**PROVIDED DATA**
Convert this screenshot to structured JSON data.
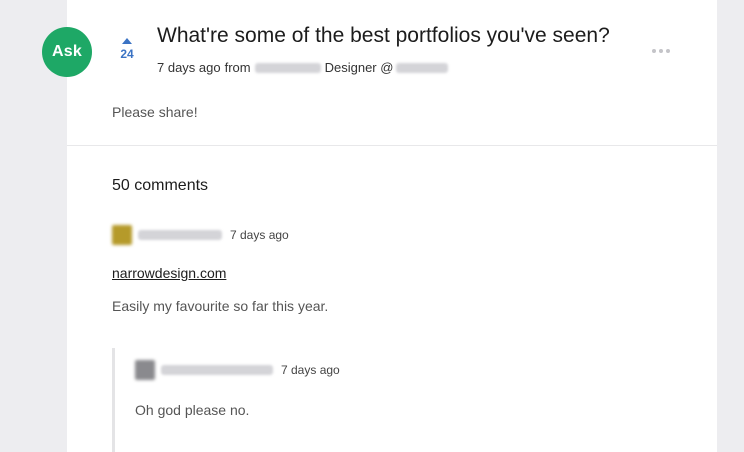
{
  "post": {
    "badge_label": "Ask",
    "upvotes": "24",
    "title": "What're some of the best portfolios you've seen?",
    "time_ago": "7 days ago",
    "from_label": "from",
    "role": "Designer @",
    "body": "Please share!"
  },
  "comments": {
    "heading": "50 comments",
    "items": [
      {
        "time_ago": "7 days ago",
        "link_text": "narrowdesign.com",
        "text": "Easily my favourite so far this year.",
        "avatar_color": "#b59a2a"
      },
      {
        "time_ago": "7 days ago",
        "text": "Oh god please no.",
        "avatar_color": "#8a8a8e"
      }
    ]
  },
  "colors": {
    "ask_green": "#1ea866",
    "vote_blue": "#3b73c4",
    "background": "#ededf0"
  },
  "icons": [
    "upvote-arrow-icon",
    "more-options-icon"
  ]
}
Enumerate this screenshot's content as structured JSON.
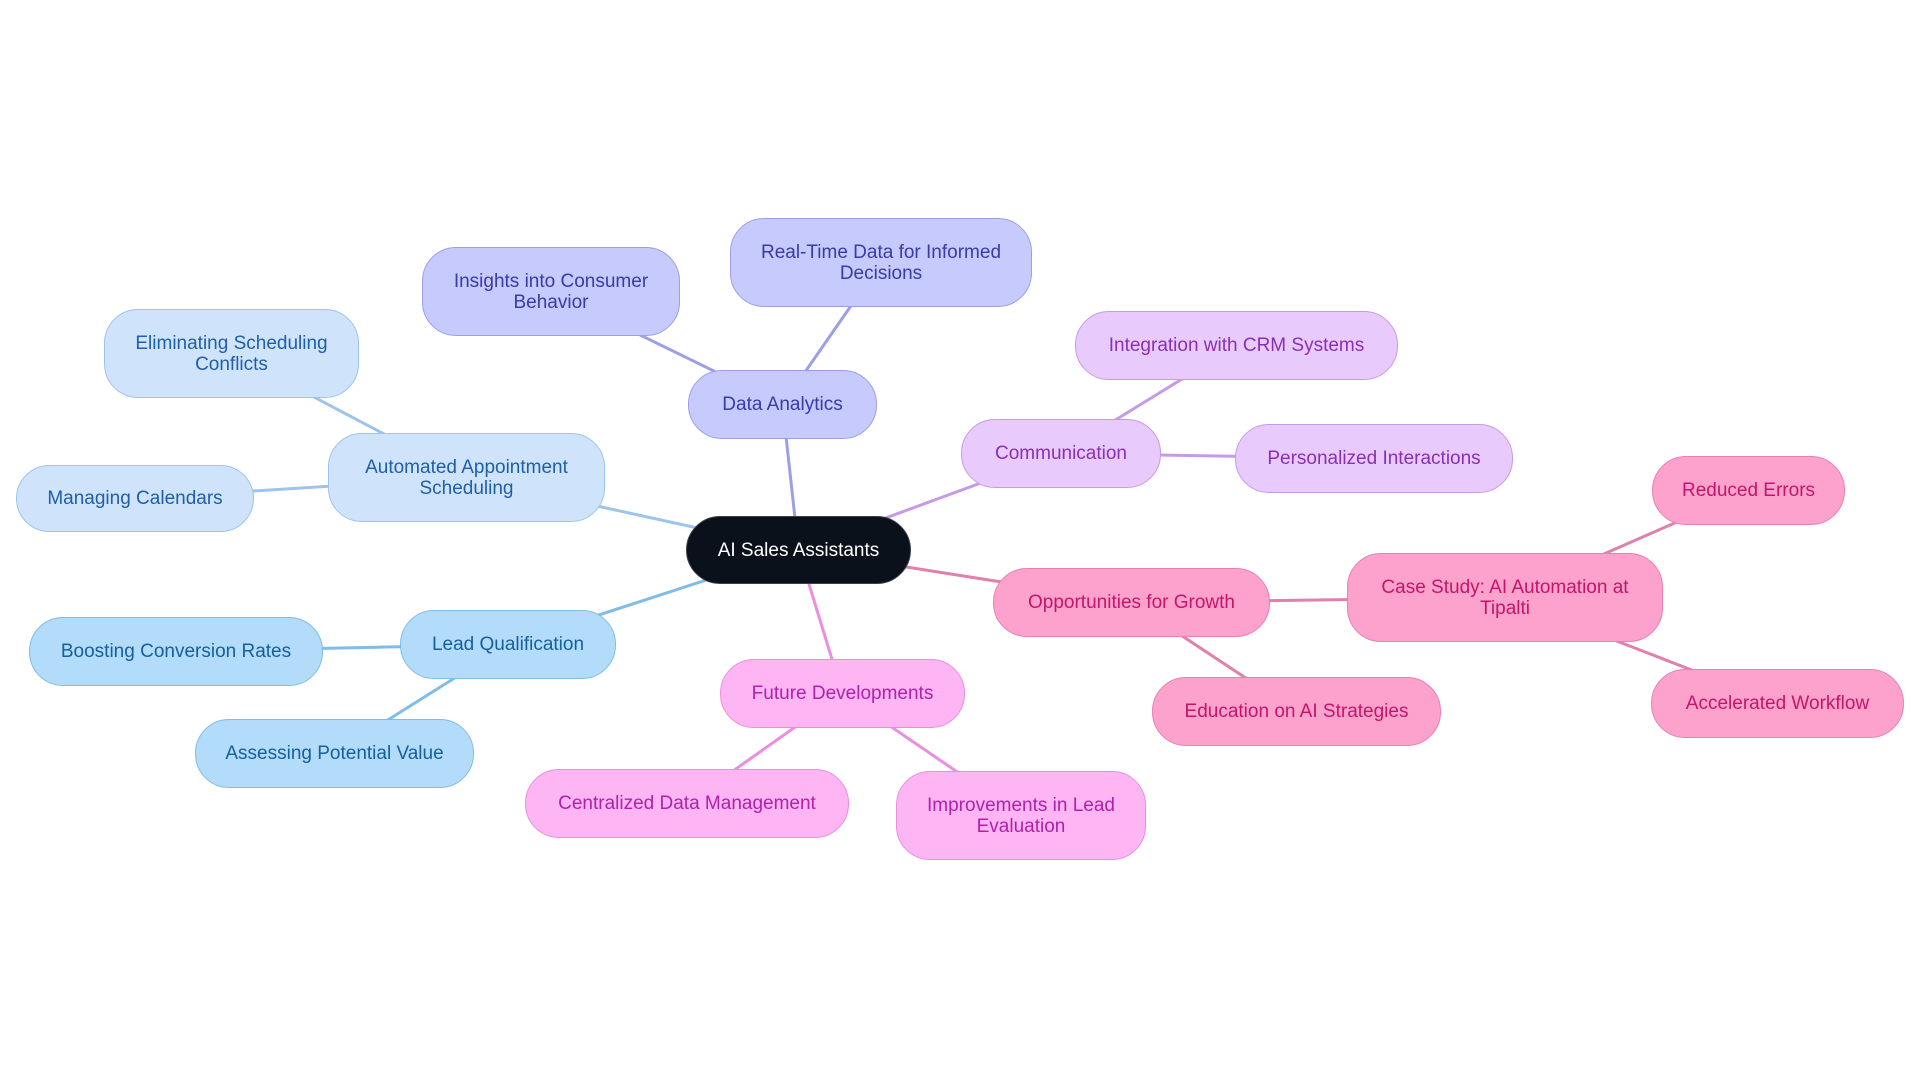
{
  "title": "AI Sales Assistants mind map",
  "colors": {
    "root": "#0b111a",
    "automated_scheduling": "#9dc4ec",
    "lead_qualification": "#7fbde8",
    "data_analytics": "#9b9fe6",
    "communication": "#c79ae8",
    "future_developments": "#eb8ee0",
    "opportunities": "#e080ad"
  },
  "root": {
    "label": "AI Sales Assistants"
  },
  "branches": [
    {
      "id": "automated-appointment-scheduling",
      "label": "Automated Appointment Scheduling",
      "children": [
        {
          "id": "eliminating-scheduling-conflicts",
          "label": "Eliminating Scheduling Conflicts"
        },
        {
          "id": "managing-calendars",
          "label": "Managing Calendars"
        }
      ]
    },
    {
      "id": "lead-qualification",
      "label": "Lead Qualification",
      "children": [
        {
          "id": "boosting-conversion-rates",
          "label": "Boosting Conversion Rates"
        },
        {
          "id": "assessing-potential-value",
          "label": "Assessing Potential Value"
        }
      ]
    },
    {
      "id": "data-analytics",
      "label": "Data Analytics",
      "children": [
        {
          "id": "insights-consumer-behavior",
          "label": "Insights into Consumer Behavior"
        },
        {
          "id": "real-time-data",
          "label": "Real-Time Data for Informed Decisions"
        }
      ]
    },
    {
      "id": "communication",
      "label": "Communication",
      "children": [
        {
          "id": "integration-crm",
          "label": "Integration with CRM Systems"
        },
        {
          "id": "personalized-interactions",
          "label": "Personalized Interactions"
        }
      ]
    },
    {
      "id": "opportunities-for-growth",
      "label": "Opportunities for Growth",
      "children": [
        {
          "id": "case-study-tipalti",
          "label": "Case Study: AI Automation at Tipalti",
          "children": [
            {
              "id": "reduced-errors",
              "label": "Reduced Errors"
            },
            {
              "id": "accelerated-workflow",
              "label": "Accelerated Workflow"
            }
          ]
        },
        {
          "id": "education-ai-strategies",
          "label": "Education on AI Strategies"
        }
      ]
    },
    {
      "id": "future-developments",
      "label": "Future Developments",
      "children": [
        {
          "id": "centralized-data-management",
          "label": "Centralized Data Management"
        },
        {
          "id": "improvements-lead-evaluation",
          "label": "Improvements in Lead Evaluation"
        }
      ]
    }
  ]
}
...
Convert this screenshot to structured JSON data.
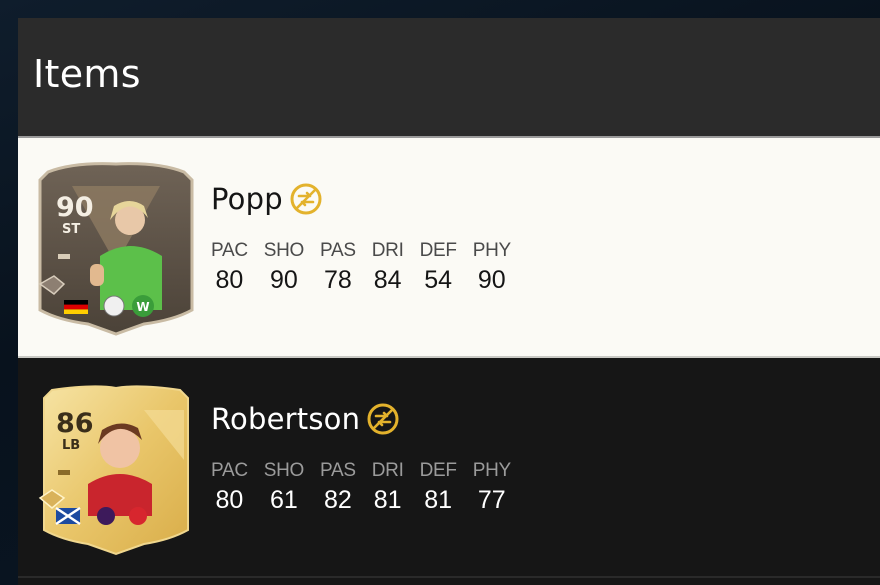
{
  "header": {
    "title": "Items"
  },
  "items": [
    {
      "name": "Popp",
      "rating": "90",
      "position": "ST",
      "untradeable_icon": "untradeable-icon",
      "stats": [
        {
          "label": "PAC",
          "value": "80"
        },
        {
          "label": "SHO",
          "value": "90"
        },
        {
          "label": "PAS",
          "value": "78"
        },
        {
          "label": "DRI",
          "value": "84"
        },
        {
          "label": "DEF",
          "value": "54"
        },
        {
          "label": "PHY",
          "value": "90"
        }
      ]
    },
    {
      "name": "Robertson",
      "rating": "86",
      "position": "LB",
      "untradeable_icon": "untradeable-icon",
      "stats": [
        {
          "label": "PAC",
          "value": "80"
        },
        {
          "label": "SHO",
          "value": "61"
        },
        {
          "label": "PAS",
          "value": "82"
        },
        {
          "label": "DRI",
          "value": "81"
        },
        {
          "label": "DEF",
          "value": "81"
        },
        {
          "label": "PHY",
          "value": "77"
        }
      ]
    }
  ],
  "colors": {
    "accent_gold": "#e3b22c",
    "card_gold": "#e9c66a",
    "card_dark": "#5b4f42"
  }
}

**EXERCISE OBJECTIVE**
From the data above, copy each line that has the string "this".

**REPLY**
Convert this screenshot to structured JSON data.
        "text": "Easily my favourite so far this year.",
Enumerate this screenshot's content as structured JSON.
Convert this screenshot to structured JSON data.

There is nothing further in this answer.